● **THE PROBLEM**:
Among the entries below, how many lines hold the word "todos"? Reply with the number only.

Interface dataset entries:
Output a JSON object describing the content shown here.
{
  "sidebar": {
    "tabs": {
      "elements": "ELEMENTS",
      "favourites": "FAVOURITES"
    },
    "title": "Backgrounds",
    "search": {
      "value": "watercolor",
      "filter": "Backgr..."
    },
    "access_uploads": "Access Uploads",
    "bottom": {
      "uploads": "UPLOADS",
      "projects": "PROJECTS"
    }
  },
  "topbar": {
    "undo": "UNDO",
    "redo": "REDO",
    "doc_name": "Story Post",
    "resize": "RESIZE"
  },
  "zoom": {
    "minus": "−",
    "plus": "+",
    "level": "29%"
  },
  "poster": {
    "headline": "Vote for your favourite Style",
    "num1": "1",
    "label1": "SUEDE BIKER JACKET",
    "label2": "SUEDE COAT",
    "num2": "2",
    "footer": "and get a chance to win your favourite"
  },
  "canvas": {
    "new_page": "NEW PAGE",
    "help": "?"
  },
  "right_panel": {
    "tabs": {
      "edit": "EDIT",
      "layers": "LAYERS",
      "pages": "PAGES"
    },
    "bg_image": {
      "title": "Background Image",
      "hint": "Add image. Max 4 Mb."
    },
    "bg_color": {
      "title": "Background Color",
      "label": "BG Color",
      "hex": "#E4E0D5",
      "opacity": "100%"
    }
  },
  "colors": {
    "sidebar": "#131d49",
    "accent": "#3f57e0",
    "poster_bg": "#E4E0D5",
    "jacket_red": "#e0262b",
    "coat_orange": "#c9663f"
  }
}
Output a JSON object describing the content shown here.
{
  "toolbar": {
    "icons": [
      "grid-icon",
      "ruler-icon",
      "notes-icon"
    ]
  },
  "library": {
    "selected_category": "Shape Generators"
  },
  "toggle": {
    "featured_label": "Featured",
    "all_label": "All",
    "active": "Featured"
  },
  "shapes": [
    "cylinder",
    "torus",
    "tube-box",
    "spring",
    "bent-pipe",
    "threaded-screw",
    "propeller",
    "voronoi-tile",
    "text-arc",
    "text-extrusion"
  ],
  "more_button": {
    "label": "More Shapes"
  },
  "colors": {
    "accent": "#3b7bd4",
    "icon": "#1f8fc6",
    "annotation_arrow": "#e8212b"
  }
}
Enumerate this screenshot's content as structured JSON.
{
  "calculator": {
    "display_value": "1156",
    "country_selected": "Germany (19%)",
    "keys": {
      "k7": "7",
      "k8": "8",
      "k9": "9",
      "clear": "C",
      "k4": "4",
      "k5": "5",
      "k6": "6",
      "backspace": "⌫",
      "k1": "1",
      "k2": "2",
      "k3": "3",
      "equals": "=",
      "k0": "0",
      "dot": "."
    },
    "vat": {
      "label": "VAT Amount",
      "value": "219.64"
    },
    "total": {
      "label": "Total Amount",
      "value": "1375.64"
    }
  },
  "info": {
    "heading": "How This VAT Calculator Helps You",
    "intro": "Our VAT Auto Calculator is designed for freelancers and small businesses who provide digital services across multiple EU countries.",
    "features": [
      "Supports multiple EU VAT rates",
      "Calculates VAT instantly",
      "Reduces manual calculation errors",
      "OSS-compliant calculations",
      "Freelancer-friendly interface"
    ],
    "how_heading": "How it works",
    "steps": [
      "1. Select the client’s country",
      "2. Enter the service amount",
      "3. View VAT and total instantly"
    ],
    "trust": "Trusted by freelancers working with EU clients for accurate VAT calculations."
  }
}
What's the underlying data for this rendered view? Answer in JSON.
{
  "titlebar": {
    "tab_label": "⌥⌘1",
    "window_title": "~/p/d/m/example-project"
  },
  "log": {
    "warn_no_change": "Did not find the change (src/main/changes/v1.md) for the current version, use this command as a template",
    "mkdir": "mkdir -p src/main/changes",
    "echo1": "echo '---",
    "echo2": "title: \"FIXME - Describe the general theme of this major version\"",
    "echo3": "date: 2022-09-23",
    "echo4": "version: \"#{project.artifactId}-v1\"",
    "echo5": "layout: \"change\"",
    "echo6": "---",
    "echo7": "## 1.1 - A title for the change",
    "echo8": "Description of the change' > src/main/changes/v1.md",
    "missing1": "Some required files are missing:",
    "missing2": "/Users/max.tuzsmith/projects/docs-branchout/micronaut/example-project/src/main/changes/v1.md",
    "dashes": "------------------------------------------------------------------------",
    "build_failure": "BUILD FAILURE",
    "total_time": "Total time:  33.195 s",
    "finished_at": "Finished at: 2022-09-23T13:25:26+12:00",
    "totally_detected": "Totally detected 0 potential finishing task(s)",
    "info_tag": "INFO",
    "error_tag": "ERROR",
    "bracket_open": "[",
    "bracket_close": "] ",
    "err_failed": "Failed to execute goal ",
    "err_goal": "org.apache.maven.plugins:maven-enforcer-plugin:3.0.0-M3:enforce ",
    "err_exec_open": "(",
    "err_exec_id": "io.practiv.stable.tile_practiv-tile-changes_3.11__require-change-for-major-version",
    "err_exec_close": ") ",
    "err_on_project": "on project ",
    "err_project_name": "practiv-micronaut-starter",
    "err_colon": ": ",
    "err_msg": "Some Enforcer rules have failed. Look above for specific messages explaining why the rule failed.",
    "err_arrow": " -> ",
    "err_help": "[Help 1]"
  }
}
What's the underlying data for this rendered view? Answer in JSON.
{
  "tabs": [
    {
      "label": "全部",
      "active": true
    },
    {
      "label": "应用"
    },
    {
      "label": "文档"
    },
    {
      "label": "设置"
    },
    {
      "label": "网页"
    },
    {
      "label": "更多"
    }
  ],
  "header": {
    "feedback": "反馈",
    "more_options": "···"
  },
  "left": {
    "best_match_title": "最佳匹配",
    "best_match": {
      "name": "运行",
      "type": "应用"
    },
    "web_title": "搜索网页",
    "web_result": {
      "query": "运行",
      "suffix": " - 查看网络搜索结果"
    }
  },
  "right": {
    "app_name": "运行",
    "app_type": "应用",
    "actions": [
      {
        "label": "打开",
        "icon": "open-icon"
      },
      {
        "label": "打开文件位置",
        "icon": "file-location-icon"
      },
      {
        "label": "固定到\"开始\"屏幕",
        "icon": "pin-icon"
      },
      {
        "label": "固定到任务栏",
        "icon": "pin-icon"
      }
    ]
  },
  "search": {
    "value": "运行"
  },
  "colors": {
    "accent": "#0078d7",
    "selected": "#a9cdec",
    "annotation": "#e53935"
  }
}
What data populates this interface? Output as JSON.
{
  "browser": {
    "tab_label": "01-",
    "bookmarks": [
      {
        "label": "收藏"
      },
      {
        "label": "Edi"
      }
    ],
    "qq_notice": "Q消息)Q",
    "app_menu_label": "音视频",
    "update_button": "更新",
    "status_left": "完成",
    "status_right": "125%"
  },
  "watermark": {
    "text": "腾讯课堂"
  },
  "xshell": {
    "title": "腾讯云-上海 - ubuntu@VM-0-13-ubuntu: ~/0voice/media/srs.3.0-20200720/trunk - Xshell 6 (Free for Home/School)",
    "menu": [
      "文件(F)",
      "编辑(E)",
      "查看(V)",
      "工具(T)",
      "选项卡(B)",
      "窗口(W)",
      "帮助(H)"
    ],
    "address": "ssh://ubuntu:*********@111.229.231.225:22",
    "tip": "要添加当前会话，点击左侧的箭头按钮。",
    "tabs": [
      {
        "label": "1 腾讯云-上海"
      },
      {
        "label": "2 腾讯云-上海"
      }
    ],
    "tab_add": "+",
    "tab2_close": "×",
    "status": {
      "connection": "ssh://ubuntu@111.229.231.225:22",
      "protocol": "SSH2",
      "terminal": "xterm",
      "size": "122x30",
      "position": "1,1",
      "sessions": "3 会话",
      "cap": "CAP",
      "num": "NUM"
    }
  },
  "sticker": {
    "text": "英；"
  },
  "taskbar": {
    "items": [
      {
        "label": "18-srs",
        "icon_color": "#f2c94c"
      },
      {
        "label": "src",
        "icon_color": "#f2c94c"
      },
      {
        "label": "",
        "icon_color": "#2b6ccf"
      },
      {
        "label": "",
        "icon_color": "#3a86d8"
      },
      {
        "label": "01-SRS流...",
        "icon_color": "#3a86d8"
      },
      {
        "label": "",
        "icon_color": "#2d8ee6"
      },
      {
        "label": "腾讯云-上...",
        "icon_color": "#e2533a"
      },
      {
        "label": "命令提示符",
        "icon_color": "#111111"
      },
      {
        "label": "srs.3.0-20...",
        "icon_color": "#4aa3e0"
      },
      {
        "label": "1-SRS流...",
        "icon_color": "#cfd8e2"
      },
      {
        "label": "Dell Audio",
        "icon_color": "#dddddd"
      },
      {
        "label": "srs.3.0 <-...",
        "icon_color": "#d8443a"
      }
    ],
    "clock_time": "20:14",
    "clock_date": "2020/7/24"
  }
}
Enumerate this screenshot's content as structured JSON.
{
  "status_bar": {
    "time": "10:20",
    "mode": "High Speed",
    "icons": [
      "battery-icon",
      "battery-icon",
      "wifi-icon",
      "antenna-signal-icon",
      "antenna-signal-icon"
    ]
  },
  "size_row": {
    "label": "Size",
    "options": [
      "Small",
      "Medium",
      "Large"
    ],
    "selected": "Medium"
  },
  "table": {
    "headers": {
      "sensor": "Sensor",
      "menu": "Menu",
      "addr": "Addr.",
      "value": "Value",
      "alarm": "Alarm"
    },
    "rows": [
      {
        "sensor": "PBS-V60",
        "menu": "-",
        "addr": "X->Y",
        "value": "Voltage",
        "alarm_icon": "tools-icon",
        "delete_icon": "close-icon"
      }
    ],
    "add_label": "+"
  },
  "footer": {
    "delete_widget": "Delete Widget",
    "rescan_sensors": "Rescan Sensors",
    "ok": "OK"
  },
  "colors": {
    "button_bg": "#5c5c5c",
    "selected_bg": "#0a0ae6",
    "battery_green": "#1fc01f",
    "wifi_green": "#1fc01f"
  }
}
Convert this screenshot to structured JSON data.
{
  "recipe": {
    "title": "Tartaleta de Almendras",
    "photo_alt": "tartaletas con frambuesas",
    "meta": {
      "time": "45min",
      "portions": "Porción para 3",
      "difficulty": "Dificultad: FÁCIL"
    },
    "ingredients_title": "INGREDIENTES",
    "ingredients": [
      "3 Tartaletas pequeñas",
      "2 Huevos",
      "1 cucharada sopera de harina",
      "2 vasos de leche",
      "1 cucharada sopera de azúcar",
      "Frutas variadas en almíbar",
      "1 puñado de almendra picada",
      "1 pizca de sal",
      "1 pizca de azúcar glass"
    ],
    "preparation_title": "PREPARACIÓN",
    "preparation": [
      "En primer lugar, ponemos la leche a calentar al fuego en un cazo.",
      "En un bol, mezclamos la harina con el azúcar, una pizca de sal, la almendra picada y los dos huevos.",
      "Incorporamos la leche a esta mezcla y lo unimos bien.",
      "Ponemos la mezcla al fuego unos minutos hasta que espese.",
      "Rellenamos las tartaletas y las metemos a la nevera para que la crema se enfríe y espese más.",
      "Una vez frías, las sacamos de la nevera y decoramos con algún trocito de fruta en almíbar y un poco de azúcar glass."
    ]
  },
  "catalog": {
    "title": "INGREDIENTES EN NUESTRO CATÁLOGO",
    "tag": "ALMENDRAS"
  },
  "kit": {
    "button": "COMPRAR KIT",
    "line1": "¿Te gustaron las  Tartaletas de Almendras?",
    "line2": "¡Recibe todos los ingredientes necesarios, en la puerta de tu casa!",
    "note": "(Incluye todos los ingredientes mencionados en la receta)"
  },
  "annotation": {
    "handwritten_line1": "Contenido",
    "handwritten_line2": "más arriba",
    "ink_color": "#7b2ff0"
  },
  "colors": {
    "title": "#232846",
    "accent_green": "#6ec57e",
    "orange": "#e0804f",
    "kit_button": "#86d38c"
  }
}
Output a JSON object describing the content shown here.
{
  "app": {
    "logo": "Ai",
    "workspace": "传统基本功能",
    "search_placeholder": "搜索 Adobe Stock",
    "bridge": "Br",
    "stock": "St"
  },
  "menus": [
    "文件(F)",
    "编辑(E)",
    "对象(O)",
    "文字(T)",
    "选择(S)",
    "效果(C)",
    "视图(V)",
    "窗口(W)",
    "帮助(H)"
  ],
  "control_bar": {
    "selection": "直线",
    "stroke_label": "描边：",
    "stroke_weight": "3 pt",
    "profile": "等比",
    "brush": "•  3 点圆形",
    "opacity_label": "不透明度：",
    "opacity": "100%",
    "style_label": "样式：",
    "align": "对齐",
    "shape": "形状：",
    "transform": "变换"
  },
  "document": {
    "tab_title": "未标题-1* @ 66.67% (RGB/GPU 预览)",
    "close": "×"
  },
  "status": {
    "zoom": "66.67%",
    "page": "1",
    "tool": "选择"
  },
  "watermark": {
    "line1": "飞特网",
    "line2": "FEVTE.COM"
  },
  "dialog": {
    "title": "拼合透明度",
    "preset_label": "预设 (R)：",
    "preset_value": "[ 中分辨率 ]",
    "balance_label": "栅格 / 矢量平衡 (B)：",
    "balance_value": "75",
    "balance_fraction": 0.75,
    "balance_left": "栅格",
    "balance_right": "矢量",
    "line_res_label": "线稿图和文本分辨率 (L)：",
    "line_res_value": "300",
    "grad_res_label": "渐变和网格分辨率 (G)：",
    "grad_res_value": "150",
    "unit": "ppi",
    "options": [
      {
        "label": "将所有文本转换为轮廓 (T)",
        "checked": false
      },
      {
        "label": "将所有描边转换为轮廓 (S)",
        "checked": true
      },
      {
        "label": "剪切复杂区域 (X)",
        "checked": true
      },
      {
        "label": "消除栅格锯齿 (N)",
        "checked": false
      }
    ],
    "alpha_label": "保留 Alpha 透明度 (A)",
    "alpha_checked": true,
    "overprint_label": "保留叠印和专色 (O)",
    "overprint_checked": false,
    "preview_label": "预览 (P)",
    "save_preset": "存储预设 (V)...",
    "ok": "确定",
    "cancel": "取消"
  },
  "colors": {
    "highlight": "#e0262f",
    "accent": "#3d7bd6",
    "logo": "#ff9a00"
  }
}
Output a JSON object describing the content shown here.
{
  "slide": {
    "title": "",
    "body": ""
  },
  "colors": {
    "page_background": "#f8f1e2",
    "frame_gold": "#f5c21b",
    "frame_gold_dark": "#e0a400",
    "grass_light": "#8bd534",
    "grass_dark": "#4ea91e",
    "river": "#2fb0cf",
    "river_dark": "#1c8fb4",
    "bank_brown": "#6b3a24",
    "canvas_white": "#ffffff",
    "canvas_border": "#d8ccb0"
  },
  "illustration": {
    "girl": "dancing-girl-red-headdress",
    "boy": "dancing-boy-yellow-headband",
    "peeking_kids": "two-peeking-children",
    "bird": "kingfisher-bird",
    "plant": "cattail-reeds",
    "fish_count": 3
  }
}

● **EXERCISE ANSWER**:
2